Over the years, I’ve attended many weddings, met a lot of people, visited many locations. I figure I’m in a good position to offer advice on hiring a wedding photographer but I won’t try to come off too critical!
Are you and your photographer a good personality match?
You’re going to spend 6-10 hours with this person on the day of your wedding. Just like any working relationship, you need to get along. If you have similar interests, humor, and visual sense, this goes a long way. Wedding photography is a difference service from coordinating or catering in that you will have to continue working with your photographer after the big day as we work on editing the photos and designing albums.
A lot of my clients include personal touches in their decor or dresses. Does your photographer favor a more traditional approach or does he or she catch onto the subtle personal stories?

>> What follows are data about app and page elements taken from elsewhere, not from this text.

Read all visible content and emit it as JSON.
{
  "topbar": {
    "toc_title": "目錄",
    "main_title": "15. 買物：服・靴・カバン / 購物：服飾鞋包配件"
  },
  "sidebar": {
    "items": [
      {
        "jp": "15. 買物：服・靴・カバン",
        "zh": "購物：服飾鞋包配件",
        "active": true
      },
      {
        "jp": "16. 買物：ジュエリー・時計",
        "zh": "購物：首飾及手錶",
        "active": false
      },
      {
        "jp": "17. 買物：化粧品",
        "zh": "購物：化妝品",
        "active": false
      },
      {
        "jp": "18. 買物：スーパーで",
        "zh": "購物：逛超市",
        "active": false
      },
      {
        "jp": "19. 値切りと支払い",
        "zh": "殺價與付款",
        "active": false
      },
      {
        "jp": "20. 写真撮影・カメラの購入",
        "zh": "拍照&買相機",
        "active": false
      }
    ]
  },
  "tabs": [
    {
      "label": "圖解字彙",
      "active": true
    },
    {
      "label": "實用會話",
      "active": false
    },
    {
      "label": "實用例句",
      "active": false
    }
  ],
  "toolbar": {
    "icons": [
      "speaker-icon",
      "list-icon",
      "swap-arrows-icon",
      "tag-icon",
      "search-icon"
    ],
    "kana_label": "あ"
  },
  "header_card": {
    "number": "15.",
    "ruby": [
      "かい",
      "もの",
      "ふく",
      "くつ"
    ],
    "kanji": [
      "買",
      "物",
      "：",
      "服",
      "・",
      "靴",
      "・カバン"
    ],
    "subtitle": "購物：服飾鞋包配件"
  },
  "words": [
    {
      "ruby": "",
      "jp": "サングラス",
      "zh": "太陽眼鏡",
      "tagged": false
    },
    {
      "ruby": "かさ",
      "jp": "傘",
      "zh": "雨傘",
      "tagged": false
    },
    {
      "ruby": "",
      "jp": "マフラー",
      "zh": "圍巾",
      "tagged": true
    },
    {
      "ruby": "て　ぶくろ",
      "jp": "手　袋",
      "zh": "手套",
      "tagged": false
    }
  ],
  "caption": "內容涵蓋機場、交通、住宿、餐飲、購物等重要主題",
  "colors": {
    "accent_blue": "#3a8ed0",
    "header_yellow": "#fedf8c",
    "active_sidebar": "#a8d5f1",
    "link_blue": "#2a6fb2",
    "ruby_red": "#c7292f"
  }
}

Wedding photography is a creative service, but it is also a relationship where we both have to make an effort. Without being too whiny, I’ll present to you two potential situations that can sour the mood of a wedding day.
If a couple or their coordinator wants to manage a photographer the entire wedding day, they risk curbing the photographer’s freedom and desire to be creative. While you can talk about what types of photos you enjoy during your hiring phase, if you can’t find yourself trusting them to do what they specialize in, you’re bound to hit more bumps on the road.
Do they get you?
I let my clients know I have a no pressure approach. We’re all different and so are our needs. What may be great for one couple is not for another. A great example is an engagement session. You might want one to get over any camera shyness or to get to know your photographer better (while also doing a hair and makeup trial).
Even though I offer this service, I find that a lot of my clients pass on this, however, or they go for something different. Getting to know you and your style will help me keep on delivering the best service and photos.
Some companies specialize in volume sales and delivering similar locations/photos/looks to the majority. If this appeals to you, I strongly recommend you contact them instead.
Is their work consistent?
Photography is a craft that isn’t immune to trends (Instagram, anyone?). As artists, we go through growing phases and try new things. However, an important day without do-overs isn’t a lab for blatant experimentation.
I personally try to strike a balance between risk and reward. Ability to take a few risks comes from the experience of dozens of weddings a year. We get the rhythm down of what to expect, where the emotions are, when we have more free time to try things out. Sometimes you sense the right opportunity and you try something daring and you reap the rewards! Because it ties in with the rest of my experience, it usually matches the rest of my work and feels like an extension of my creative self.
Speak or meet with more vendors!
You’ll get a better understanding of what options are available out there in terms of style and approach. Two photographers with similar aesthetics could turn out to do things very differently. Also, you’re less likely to deal with the “grass is greener on the other side” feeling if you know you’ve done your duty in shopping around.